*** RECORDS FOR PROCESSING Section Begins ***

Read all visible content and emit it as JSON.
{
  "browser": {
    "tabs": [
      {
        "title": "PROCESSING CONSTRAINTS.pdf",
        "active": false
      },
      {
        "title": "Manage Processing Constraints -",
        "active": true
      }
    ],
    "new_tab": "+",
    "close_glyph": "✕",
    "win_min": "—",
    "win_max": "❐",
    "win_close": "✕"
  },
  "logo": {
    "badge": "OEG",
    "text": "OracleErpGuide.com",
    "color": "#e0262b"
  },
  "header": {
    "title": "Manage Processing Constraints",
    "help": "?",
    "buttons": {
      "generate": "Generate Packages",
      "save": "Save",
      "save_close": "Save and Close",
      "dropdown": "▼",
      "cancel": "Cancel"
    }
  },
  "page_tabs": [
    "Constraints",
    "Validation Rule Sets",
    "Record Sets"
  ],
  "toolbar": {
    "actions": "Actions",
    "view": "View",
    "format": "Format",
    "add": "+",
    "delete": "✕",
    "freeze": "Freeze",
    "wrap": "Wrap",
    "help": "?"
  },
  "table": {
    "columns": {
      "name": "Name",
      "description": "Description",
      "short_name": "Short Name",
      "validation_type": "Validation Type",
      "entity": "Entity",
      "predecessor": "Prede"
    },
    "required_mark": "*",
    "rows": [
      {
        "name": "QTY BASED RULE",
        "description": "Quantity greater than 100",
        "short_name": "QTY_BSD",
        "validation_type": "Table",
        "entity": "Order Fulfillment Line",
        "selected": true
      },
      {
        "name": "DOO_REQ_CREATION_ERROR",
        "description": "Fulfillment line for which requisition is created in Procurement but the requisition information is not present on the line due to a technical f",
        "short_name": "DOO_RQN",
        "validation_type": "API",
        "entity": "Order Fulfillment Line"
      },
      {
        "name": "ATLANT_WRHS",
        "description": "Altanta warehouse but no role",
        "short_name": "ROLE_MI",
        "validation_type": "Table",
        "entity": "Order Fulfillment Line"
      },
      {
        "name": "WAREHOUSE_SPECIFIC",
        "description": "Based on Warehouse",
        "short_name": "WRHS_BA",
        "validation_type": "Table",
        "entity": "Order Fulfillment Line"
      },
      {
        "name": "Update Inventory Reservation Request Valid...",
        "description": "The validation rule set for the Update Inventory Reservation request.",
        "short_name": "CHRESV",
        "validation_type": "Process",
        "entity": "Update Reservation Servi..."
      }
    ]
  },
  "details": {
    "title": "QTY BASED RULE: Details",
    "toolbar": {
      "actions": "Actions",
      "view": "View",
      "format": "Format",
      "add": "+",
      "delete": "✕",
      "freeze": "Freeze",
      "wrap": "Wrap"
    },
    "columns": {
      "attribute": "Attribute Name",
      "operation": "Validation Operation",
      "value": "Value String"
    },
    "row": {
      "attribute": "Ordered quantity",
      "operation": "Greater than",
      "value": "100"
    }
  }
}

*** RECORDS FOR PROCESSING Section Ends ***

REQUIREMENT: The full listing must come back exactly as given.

EXERCISE SOLUTION:
Read all visible content and emit it as JSON.
{
  "browser": {
    "tabs": [
      {
        "title": "PROCESSING CONSTRAINTS.pdf",
        "active": false
      },
      {
        "title": "Manage Processing Constraints -",
        "active": true
      }
    ],
    "new_tab": "+",
    "close_glyph": "✕",
    "win_min": "—",
    "win_max": "❐",
    "win_close": "✕"
  },
  "logo": {
    "badge": "OEG",
    "text": "OracleErpGuide.com",
    "color": "#e0262b"
  },
  "header": {
    "title": "Manage Processing Constraints",
    "help": "?",
    "buttons": {
      "generate": "Generate Packages",
      "save": "Save",
      "save_close": "Save and Close",
      "dropdown": "▼",
      "cancel": "Cancel"
    }
  },
  "page_tabs": [
    "Constraints",
    "Validation Rule Sets",
    "Record Sets"
  ],
  "toolbar": {
    "actions": "Actions",
    "view": "View",
    "format": "Format",
    "add": "+",
    "delete": "✕",
    "freeze": "Freeze",
    "wrap": "Wrap",
    "help": "?"
  },
  "table": {
    "columns": {
      "name": "Name",
      "description": "Description",
      "short_name": "Short Name",
      "validation_type": "Validation Type",
      "entity": "Entity",
      "predecessor": "Prede"
    },
    "required_mark": "*",
    "rows": [
      {
        "name": "QTY BASED RULE",
        "description": "Quantity greater than 100",
        "short_name": "QTY_BSD",
        "validation_type": "Table",
        "entity": "Order Fulfillment Line",
        "selected": true
      },
      {
        "name": "DOO_REQ_CREATION_ERROR",
        "description": "Fulfillment line for which requisition is created in Procurement but the requisition information is not present on the line due to a technical f",
        "short_name": "DOO_RQN",
        "validation_type": "API",
        "entity": "Order Fulfillment Line"
      },
      {
        "name": "ATLANT_WRHS",
        "description": "Altanta warehouse but no role",
        "short_name": "ROLE_MI",
        "validation_type": "Table",
        "entity": "Order Fulfillment Line"
      },
      {
        "name": "WAREHOUSE_SPECIFIC",
        "description": "Based on Warehouse",
        "short_name": "WRHS_BA",
        "validation_type": "Table",
        "entity": "Order Fulfillment Line"
      },
      {
        "name": "Update Inventory Reservation Request Valid...",
        "description": "The validation rule set for the Update Inventory Reservation request.",
        "short_name": "CHRESV",
        "validation_type": "Process",
        "entity": "Update Reservation Servi..."
      }
    ]
  },
  "details": {
    "title": "QTY BASED RULE: Details",
    "toolbar": {
      "actions": "Actions",
      "view": "View",
      "format": "Format",
      "add": "+",
      "delete": "✕",
      "freeze": "Freeze",
      "wrap": "Wrap"
    },
    "columns": {
      "attribute": "Attribute Name",
      "operation": "Validation Operation",
      "value": "Value String"
    },
    "row": {
      "attribute": "Ordered quantity",
      "operation": "Greater than",
      "value": "100"
    }
  }
}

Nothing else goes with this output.